Google, Microsoft, and Collabora speak to Government hosted Plugfest


This morning British and American businesses are gathering for a strategic two day conference targeting the compatibility of documents used in Government. Under discussion is Open Document Format (ODF) — the family of Open Standard file formats used by LibreOffice by default. Although this is the 10th ODF Plugfest event organised by The OpenDoc Society, and the third to be held in the UK, this is the first time such an event has been hosted by central Government. The Government Digital Service (GDS), which is the in-house IT unit of the Cabinet Office, has provided premises, hospitality, and representatives for speaking. 50 Attendees from a range of international organisations are today hearing from leaders of the field, including:

  • Chris DiBona, Google’s Director of Open Source
  • Magnus Falk, Government Deputy Chief Technology Office
  • Graham Taylor, Chief Executive at OpenForum Europe
  • Chris Rae, Standards Professional at Microsoft
  • Michael Meeks, Vice President at Collabora Productivity
  • Dr. Steven Pemberton, National Research Institute, Netherlands
  • Boris Devouge, Senior Cloud architect at HP
  • Svante Schubert, Committee chairman at OASIS

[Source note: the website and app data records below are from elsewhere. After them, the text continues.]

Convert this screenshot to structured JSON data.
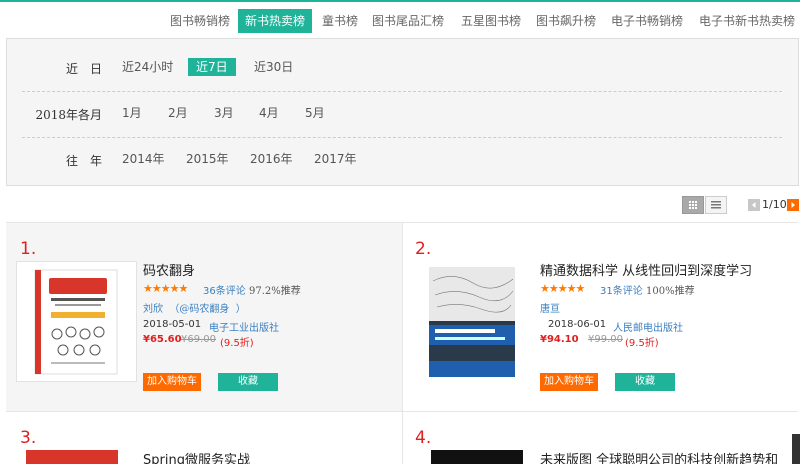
{
  "tabs": [
    {
      "label": "图书畅销榜"
    },
    {
      "label": "新书热卖榜"
    },
    {
      "label": "童书榜"
    },
    {
      "label": "图书尾品汇榜"
    },
    {
      "label": "五星图书榜"
    },
    {
      "label": "图书飙升榜"
    },
    {
      "label": "电子书畅销榜"
    },
    {
      "label": "电子书新书热卖榜"
    }
  ],
  "filters": {
    "recent": {
      "label": "近　日",
      "options": [
        "近24小时",
        "近7日",
        "近30日"
      ],
      "selected": "近7日"
    },
    "month": {
      "label": "2018年各月",
      "options": [
        "1月",
        "2月",
        "3月",
        "4月",
        "5月"
      ]
    },
    "year": {
      "label": "往　年",
      "options": [
        "2014年",
        "2015年",
        "2016年",
        "2017年"
      ]
    }
  },
  "pager": {
    "text": "1/10"
  },
  "colors": {
    "accent": "#1fb49a",
    "cart": "#ff6a00",
    "rank": "#e02020",
    "link": "#3a7fc1"
  },
  "products": [
    {
      "rank": "1.",
      "title": "码农翻身",
      "stars": "★★★★★",
      "reviews": "36条评论",
      "recommend": "97.2%推荐",
      "author": "刘欣  （@码农翻身  ）",
      "date": "2018-05-01",
      "publisher": "电子工业出版社",
      "price": "¥65.60",
      "original_price": "¥69.00",
      "discount": "(9.5折)",
      "cart_label": "加入购物车",
      "fav_label": "收藏"
    },
    {
      "rank": "2.",
      "title": "精通数据科学 从线性回归到深度学习",
      "stars": "★★★★★",
      "reviews": "31条评论",
      "recommend": "100%推荐",
      "author": "唐亘",
      "date": "2018-06-01",
      "publisher": "人民邮电出版社",
      "price": "¥94.10",
      "original_price": "¥99.00",
      "discount": "(9.5折)",
      "cart_label": "加入购物车",
      "fav_label": "收藏"
    },
    {
      "rank": "3.",
      "title": "Spring微服务实战"
    },
    {
      "rank": "4.",
      "title": "未来版图 全球聪明公司的科技创新趋势和"
    }
  ]
}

Work on advancing the compatibility of ODF between supporting applications comes at a critical time for British technology policy. Having adopted the format as the defacto document standard for all departments, the question is now how and when public bodies will become compliant with the requirements. The move to ODF is driven by a shift towards Open Standards in the public sector, in order to realise the many benefits that they offer. Because of that, the degree to which files in ODF format work across the many applications that support them is crucially important. Improving compatibility is the purpose of Plugfest events, as Linda Humphries of the GDS writes:

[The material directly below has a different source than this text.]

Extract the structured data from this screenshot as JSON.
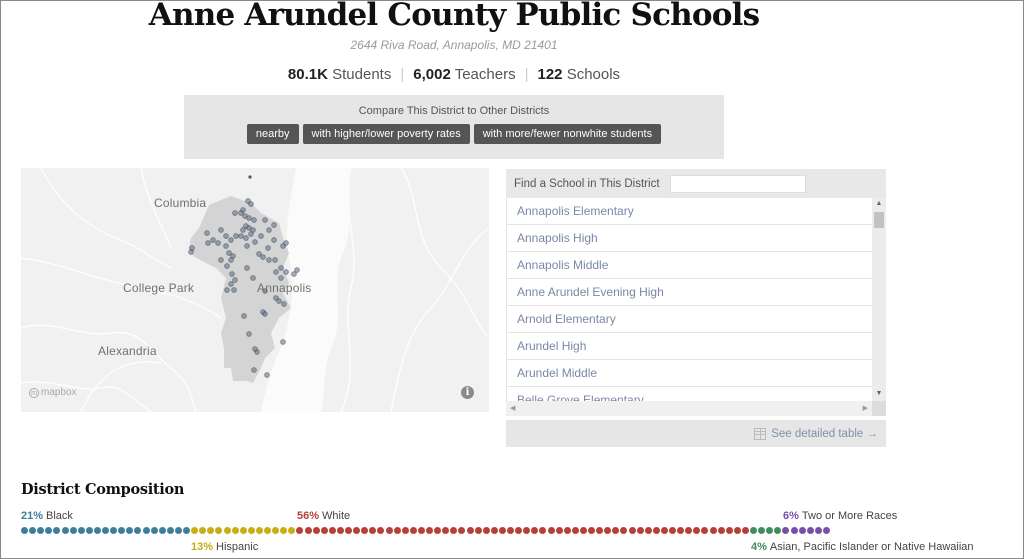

“Plugfests provide both vendors and organisations implementing the standard with knowledge about ODF and the software that supports it. The aim is to help vendors to improve their products so that users have a better experience when they exchange documents… Speakers will share lessons learned. Developers also have the opportunity to engage in testing and coding to fix interoperability issues in private sessions.” — Linda Humphries, UK Government Digital Service

After a year of calls for greater flexibility and value for money from ICT services, the push for Open Standards has never been stronger. In January Chief procurement Officer Bill Crothers promised to end the “appalling” behaviour of some software suppliers to Government, proclaiming that an “oligopoly” of companies “have had it too good for too long”. Government Paymaster General Francis Maude echoed this sentiment in May, stating “Government must be militant about interoperability standards”.

ODF is a key standard for the public sector as it encompasses formats for exchanging the most commonly used documents, including reports, spreadsheets, and databases. Being vendor-neutral, free of license and patent fees, and supported by more than 20 different server, desktop, and mobile applications, it offers the freedom and independence that Whitehall now demands.

Two of today’s presentations come from Collabora staff: Product Manager Andras Timar and Vice President Michael Meeks. They’ll share interoperability experiences from working on LibreOffice-From-Collabora, the results of which are all included in stock LibreOffice releases from The Document Foundation. As the second largest contributor to LibreOffice (the world’s most popular Open Source ODF implementation), we’re one of the many ODF stakeholders participating in today’s Plugfest, working together to deliver the industry’s best — and most open — document formats.